Classical drama collides with modern-day excess in Charles Mee’s Big Love, a fiercely extravagant adaptation of Aeschylus’ The Suppliant Maidens that The New York Times describes as “an MGM musical in Technicolor, a circus and, believe it, a Greek tragedy.”
Shows, presented by Washington University’s Performing Arts Department (PAD) in Arts & Sciences, begin at 8 p.m. Thursday, April 24; at 5 p.m. and 9 p.m. Saturday, April 26; and at 2 p.m. and 7 p.m. Sunday, April 27, in the A.E. Hotchner Studio Theatre, located in the Mallinckrodt Student Center, 6445 Forsyth Blvd. Tickets are $12 ($8 for students, senior citizens and Washington University faculty and staff) and are available through the Edison Theatre Box Office, (314) 935-6543, and all MetroTix outlets. For more information, call (314) 935-6543.

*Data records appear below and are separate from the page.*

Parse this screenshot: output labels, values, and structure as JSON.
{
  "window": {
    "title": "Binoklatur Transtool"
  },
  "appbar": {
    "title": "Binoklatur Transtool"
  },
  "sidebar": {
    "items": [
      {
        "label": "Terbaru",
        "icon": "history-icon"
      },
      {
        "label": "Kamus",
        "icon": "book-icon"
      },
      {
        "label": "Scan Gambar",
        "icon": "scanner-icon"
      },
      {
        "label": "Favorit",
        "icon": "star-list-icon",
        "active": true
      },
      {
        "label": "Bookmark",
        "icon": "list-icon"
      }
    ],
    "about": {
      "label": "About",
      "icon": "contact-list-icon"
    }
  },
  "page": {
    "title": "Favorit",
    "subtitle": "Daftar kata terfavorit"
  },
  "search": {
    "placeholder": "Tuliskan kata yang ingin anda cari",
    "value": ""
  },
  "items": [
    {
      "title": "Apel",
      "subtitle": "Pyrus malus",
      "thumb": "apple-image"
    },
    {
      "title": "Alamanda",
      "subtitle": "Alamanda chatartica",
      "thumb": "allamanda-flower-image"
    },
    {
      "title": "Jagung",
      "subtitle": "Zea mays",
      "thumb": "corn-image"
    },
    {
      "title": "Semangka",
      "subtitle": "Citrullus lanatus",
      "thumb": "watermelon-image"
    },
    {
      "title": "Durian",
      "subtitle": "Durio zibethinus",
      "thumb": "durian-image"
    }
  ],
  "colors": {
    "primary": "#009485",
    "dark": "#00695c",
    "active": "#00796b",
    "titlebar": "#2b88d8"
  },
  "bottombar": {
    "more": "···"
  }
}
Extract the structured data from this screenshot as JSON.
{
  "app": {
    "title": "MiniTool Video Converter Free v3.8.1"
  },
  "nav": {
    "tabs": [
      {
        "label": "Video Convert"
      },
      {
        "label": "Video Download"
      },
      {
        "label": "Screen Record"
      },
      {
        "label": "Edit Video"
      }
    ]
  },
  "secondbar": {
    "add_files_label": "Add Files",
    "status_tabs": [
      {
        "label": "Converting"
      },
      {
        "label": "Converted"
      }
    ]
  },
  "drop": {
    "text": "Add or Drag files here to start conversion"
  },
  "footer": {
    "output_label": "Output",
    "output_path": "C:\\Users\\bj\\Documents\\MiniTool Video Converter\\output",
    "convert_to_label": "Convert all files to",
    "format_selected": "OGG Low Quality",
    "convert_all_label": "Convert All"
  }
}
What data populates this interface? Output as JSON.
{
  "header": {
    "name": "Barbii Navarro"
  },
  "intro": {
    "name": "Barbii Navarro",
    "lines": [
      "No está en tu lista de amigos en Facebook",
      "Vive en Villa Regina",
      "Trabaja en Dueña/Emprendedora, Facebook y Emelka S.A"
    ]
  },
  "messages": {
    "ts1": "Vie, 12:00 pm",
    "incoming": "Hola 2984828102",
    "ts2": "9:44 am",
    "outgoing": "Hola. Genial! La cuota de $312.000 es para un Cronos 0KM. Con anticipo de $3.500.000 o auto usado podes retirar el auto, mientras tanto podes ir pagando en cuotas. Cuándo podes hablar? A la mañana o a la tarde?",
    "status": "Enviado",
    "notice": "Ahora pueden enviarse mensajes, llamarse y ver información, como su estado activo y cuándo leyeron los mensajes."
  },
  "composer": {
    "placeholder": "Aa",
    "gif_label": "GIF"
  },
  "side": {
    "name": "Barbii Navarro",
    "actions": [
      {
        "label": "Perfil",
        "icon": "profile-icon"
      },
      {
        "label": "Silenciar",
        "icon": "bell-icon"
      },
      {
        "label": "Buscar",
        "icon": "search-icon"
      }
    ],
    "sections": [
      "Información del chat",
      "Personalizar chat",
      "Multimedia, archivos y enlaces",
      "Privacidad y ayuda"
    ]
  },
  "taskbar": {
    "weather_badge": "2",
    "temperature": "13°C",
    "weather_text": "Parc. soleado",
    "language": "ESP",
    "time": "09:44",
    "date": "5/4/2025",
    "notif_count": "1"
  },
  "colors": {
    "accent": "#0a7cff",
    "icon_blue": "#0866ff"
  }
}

Written in approximately 490 B.C., The Suppliant Maidens is one of the oldest surviving dramas in Western literature. Mee, a former historian and magazine editor, uses the basic storyline — 50 sisters flee arranged marriage to their 50 cousins — as a kind of launch pad for a wide-ranging, and frequently Dionysian, rumination on the so-called “battle of the sexes.”
The sisters, who originally functioned as a chorus, are here rendered as three distinct voices: the militant Thyona (sophomore Aundriel Potier), the romantic Olympia (senior Nicole Blicher) and the conflicted Lydia (senior Jea Hyun Rhyu). Rebelling against the unwanted nuptials, the three take refuge in the spacious Italian villa of Piero (senior Sam Reiff-Pasarew), yet their suitors — American émigrés Constantine (senior Chris Narducci), Oed (sophomore Damien Cortese) and Nikos (junior Jared Macke) — remain in hot pursuit, descending upon the villa by helicopter. When Piero’s attempts to arbitrate the matter fail, the sisters resolve to marry and then murder their would-be husbands, despite Lydia’s growing fondness for the sweet-tempered Nikos.
“It’s a play filled with sensory excess, sensory overload,” said Andrea Urice, artist-in-residence in the PAD, who directs the cast of 15. “The music is beautiful but played too loudly; the clothes — tuxedoes and wedding dresses — are lovely but get smeared with blood and wedding cake. You have very tender, poignant moments and then you have stuff that’s completely over the top: the beautiful and the ugly all wrapped up into one.”
Urice first encountered Big Love at its premiere at the 2000 Humana Festival of New American Plays in Louisville, Ky. She noted that, while Mee does touch on what are sometimes referred to as “gender issues,” particularly those relating to power and control, his larger themes are “the collisions that happen at the intersections of all human relationships, when flawed creatures meet and grapple with issues larger than themselves.”
“It’s messy and difficult, and it extends beyond just men and women fighting,” she added. “Ultimately, I think he’s asking us to look at how humans behave when we’re in ‘crisis mode’ — when we’re facing imminent disaster or other difficult situations — and what it would be like to live in that heightened state all the time.”
Mee, whose struggles with polio are recounted in the memoir A Nearly Normal Life, took up playwriting late in life; his first New York production, The Imperialists at the Club Cave Canem, came in 1988, when the author was 49. His stage works, collectively dubbed “the (re)making project,” frequently incorporate existing texts. For example, in addition to Aeschylus, Big Love references works by10th-century Japanese author Sei Shonagon; would-be Warhol assassin Valerie Solanus; and self-help gurus Leo Buscaglia and Gerald G. Jampolsky, among many others.
“There is no such thing as an original play,” Mee argues on his Web site, charlesmee.org, noting that the classical Greek plays were “all based on earlier plays or poems or myths.” Yet he adds that an author’s work is inevitably stamped by his or her own history, society and psychology. “And so, whether we mean to or not, the work we do is both received and created, both an adaptation and an original, at the same time. We re-make things as we go.”
The PAD technical crew includes scenic designer Christopher Pickart, artist-in-residence, who, in order to accommodate the play’s significant physical demands, has subtly fashioned the stage as a kind of giant wrestling mat. Costumes are by senior Cassandra Beaver. Lighting is by David Vogel, technical director and artist-in-residence, with sound by senior Erin Whitten. Lou Bird served as guest fight director.